Tortuguero National Park is a tropical sanctuary for more than 300 different species of birds and natural habitat for an amazing array of wildlife such as monkeys, crocodiles and iguanas.

It’s not uncommon to see visitors here on educational outings. During my stay, a group of students and teachers from the University of Georgia worked on projects related to the numerous exotic birds in and around the park.

But the biggest draw is the annual return of the nesting green turtles.

Tortuguero, translated as “land of turtles” is the most important site in the Occidental half of the Caribbean for the nesting of these endangered species. On a tropical night with twinkling stars, I saw one of these impressive animals drag herself up the beach, dig a nest and lay her eggs. This rare experience that will not be easily forgotten.

Only about 100 people per night can witness this process. Ten groups of 10 spread about 50 feet apart on the sandy shore. Silence is golden during the turtle’s approach and care is taken not to disturb the pregnant female.

Local guides are used during the nightly watch, creating a monetary source for the local community, a practice that has helped to preserve the turtles and prevent them from being taken for their meat and eggs. The locals are profiting with the turtles and not from the turtles.

Still, green sea turtles are endangered animals, and the Caribbean Conservation Corporation (CCC) serves as the watchdog agency entrusted to preserve and protect this species.

Fishing is also a popular pastime on this network of navigable canals and a lake surrounded by water. A variety of gamefish lure fishermen worldwide seeking the brutish tarpon, snook, gaupote and more. Mawamba Lodge has a variety of guides at its disposal and offer their services at a reasonable rate.

The lodge itself is a comfortable, relaxing place from which to enjoy the surroundings. All the 58 spacious and comfortable rooms built of fine woods and equipped with either one double and one single bed or three single beds. All feature a private bathroom with hot water and ceiling fans and offer tranquil garden views. The beautiful gardens and rustic accommodations blend in with the exuberant jungle vegetation.

The family-style restaurant features meticulously prepared local and international cuisine. A pool – whirlpool area is surrounded by beautiful gardens and a bar where you can enjoy exotic tropical cocktails and watch the Red-eyed tree frogs in their natural habitat.

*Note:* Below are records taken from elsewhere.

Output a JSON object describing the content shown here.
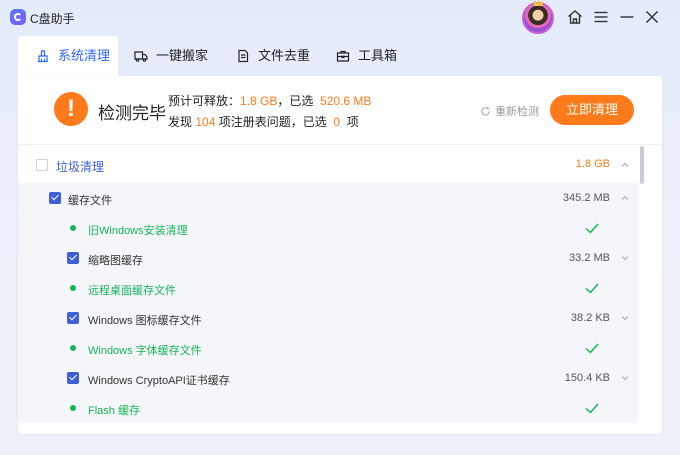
{
  "app": {
    "title": "C盘助手"
  },
  "tabs": [
    {
      "label": "系统清理",
      "icon": "broom-icon",
      "active": true
    },
    {
      "label": "一键搬家",
      "icon": "truck-icon",
      "active": false
    },
    {
      "label": "文件去重",
      "icon": "document-icon",
      "active": false
    },
    {
      "label": "工具箱",
      "icon": "toolbox-icon",
      "active": false
    }
  ],
  "summary": {
    "status": "检测完毕",
    "line1_prefix": "预计可释放：",
    "releasable": "1.8 GB",
    "line1_mid": "，已选",
    "selected_size": "520.6 MB",
    "line2_prefix": "发现",
    "issues_count": "104",
    "line2_mid": "项注册表问题，已选",
    "issues_selected": "0",
    "line2_suffix": "项",
    "rescan_label": "重新检测",
    "clean_label": "立即清理"
  },
  "list": {
    "group": {
      "label": "垃圾清理",
      "size": "1.8 GB",
      "checked": false
    },
    "subgroup": {
      "label": "缓存文件",
      "size": "345.2 MB",
      "checked": true
    },
    "items": [
      {
        "kind": "ok",
        "label": "旧Windows安装清理"
      },
      {
        "kind": "item",
        "label": "缩略图缓存",
        "size": "33.2 MB",
        "checked": true
      },
      {
        "kind": "ok",
        "label": "远程桌面缓存文件"
      },
      {
        "kind": "item",
        "label": "Windows 图标缓存文件",
        "size": "38.2 KB",
        "checked": true
      },
      {
        "kind": "ok",
        "label": "Windows 字体缓存文件"
      },
      {
        "kind": "item",
        "label": "Windows CryptoAPI证书缓存",
        "size": "150.4 KB",
        "checked": true
      },
      {
        "kind": "ok",
        "label": "Flash 缓存"
      }
    ]
  },
  "colors": {
    "accent": "#2f6bff",
    "orange": "#ff7a1a",
    "green": "#17b45a",
    "checkbox": "#3f5fd6"
  }
}
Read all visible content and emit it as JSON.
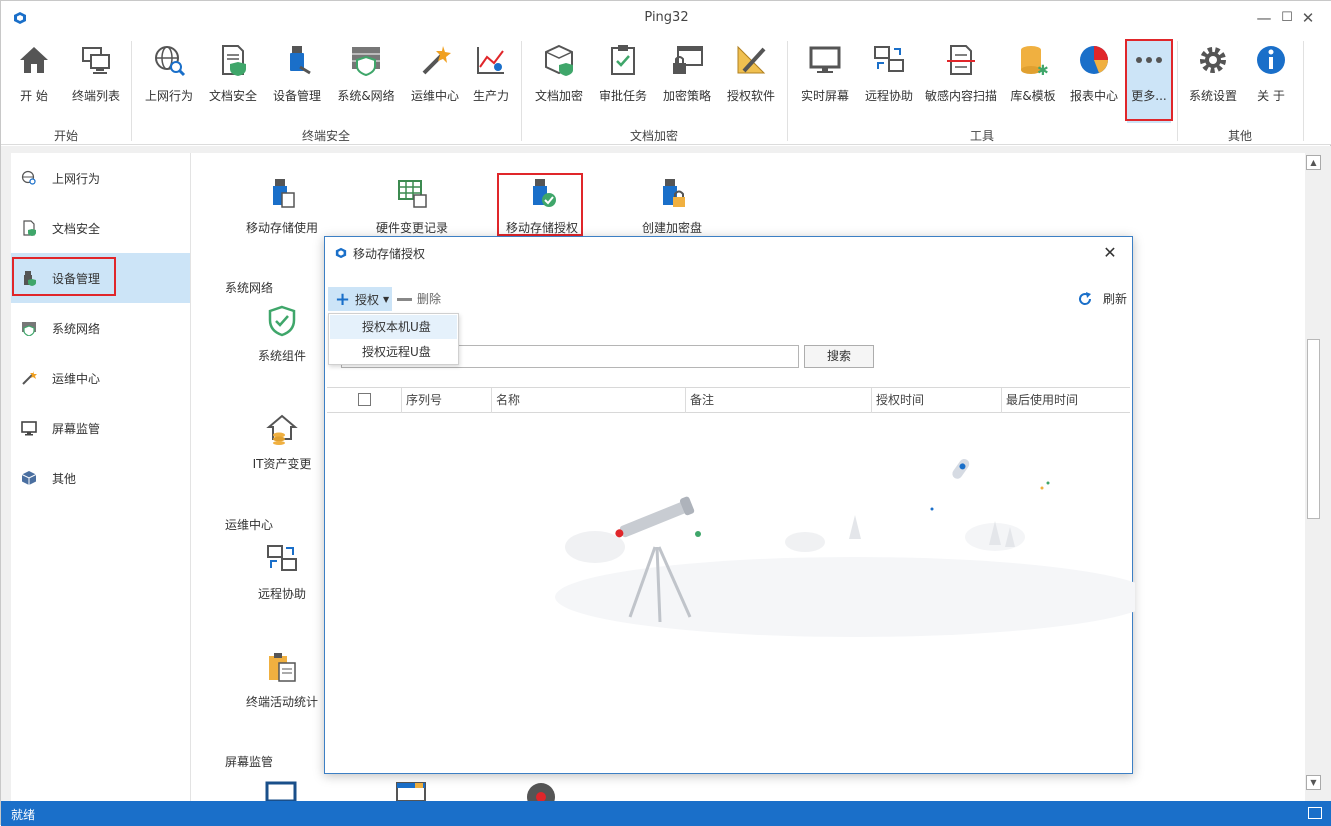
{
  "window": {
    "title": "Ping32",
    "minimize": "—",
    "maximize": "☐",
    "close": "✕"
  },
  "ribbon": {
    "items": [
      {
        "label": "开 始"
      },
      {
        "label": "终端列表"
      },
      {
        "label": "上网行为"
      },
      {
        "label": "文档安全"
      },
      {
        "label": "设备管理"
      },
      {
        "label": "系统&网络"
      },
      {
        "label": "运维中心"
      },
      {
        "label": "生产力"
      },
      {
        "label": "文档加密"
      },
      {
        "label": "审批任务"
      },
      {
        "label": "加密策略"
      },
      {
        "label": "授权软件"
      },
      {
        "label": "实时屏幕"
      },
      {
        "label": "远程协助"
      },
      {
        "label": "敏感内容扫描"
      },
      {
        "label": "库&模板"
      },
      {
        "label": "报表中心"
      },
      {
        "label": "更多..."
      },
      {
        "label": "系统设置"
      },
      {
        "label": "关 于"
      }
    ],
    "groups": [
      "开始",
      "终端安全",
      "文档加密",
      "工具",
      "其他"
    ]
  },
  "sidebar": {
    "items": [
      {
        "label": "上网行为"
      },
      {
        "label": "文档安全"
      },
      {
        "label": "设备管理"
      },
      {
        "label": "系统网络"
      },
      {
        "label": "运维中心"
      },
      {
        "label": "屏幕监管"
      },
      {
        "label": "其他"
      }
    ]
  },
  "content": {
    "top_items": [
      "移动存储使用",
      "硬件变更记录",
      "移动存储授权",
      "创建加密盘"
    ],
    "sections": {
      "network": "系统网络",
      "network_item": "系统组件",
      "asset_item": "IT资产变更",
      "ops": "运维中心",
      "ops_item": "远程协助",
      "stats_item": "终端活动统计",
      "screen": "屏幕监管"
    }
  },
  "dialog": {
    "title": "移动存储授权",
    "close": "✕",
    "grant": "授权",
    "delete": "删除",
    "refresh": "刷新",
    "menu": [
      "授权本机U盘",
      "授权远程U盘"
    ],
    "search_value": ".",
    "search_button": "搜索",
    "columns": [
      "序列号",
      "名称",
      "备注",
      "授权时间",
      "最后使用时间"
    ]
  },
  "status": {
    "text": "就绪"
  },
  "colors": {
    "accent": "#1a6fc9",
    "highlight": "#cce4f7",
    "red": "#e0262a"
  }
}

Relaxing ranchos palapas with hammocks tucked away in the gardens, are the right place to relax after a day of adventures and discoveries, read a good book or just enjoy the sounds of the rainforest.

Private nature trails featuring a butterfly farm provide the opportunity to discover the different species of trees, heliconias and other plant species that abound in the tropical rainforest.

An entertainment and game room area features a pool table, darts, foosball and different table. Drinks such as soda, beer or juices are available in this area.

Mawamba also features a souvenir shop where you can find items of personal nature and local and Costa Rican souvenirs and crafts.